**INPUT FOR THIS TASK**
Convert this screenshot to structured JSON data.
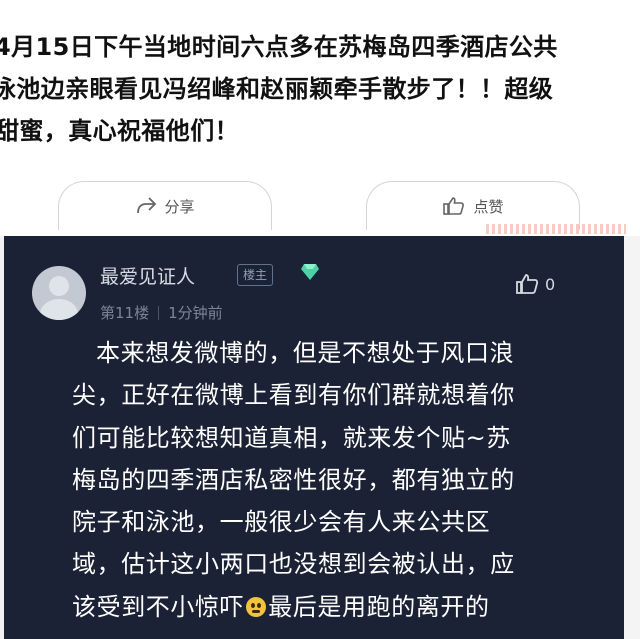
{
  "top_post": {
    "lines": [
      "4月15日下午当地时间六点多在苏梅岛四季酒店公共",
      "泳池边亲眼看见冯绍峰和赵丽颖牵手散步了！！超级",
      "甜蜜，真心祝福他们！"
    ],
    "share_label": "分享",
    "share_icon": "share-icon",
    "like_label": "点赞",
    "like_icon": "thumbs-up-icon"
  },
  "comment": {
    "username": "最爱见证人",
    "op_badge": "楼主",
    "floor": "第11楼",
    "time": "1分钟前",
    "like_count": "0",
    "like_icon": "thumbs-up-icon",
    "avatar_icon": "default-avatar",
    "badge_icon": "diamond-icon",
    "lines": [
      "本来想发微博的，但是不想处于风口浪",
      "尖，正好在微博上看到有你们群就想着你",
      "们可能比较想知道真相，就来发个贴~苏",
      "梅岛的四季酒店私密性很好，都有独立的",
      "院子和泳池，一般很少会有人来公共区",
      "域，估计这小两口也没想到会被认出，应"
    ],
    "last_line_before_emoji": "该受到不小惊吓",
    "last_line_after_emoji": "最后是用跑的离开的"
  },
  "colors": {
    "dark_bg": "#1b2235",
    "text_white": "#ffffff",
    "muted": "#7b8496",
    "gem": "#4fd1a8"
  }
}
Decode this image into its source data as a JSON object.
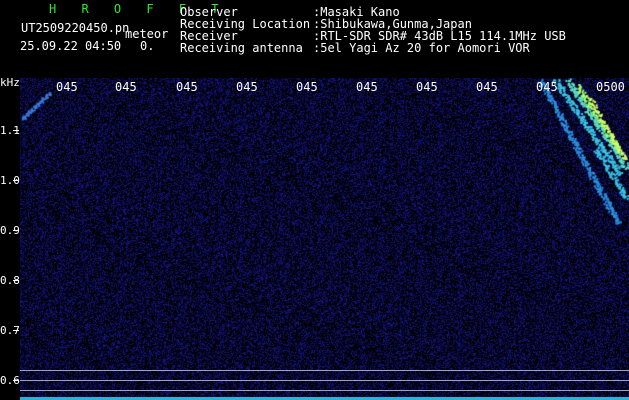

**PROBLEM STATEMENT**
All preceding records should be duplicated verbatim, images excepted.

**SOLUTION TO THIS PROBLEM**
Convert this screenshot to structured JSON data.
{
  "top_post": {
    "lines": [
      "4月15日下午当地时间六点多在苏梅岛四季酒店公共",
      "泳池边亲眼看见冯绍峰和赵丽颖牵手散步了！！超级",
      "甜蜜，真心祝福他们！"
    ],
    "share_label": "分享",
    "share_icon": "share-icon",
    "like_label": "点赞",
    "like_icon": "thumbs-up-icon"
  },
  "comment": {
    "username": "最爱见证人",
    "op_badge": "楼主",
    "floor": "第11楼",
    "time": "1分钟前",
    "like_count": "0",
    "like_icon": "thumbs-up-icon",
    "avatar_icon": "default-avatar",
    "badge_icon": "diamond-icon",
    "lines": [
      "本来想发微博的，但是不想处于风口浪",
      "尖，正好在微博上看到有你们群就想着你",
      "们可能比较想知道真相，就来发个贴~苏",
      "梅岛的四季酒店私密性很好，都有独立的",
      "院子和泳池，一般很少会有人来公共区",
      "域，估计这小两口也没想到会被认出，应"
    ],
    "last_line_before_emoji": "该受到不小惊吓",
    "last_line_after_emoji": "最后是用跑的离开的"
  },
  "colors": {
    "dark_bg": "#1b2235",
    "text_white": "#ffffff",
    "muted": "#7b8496",
    "gem": "#4fd1a8"
  }
}
Decode this image into its source data as a JSON object.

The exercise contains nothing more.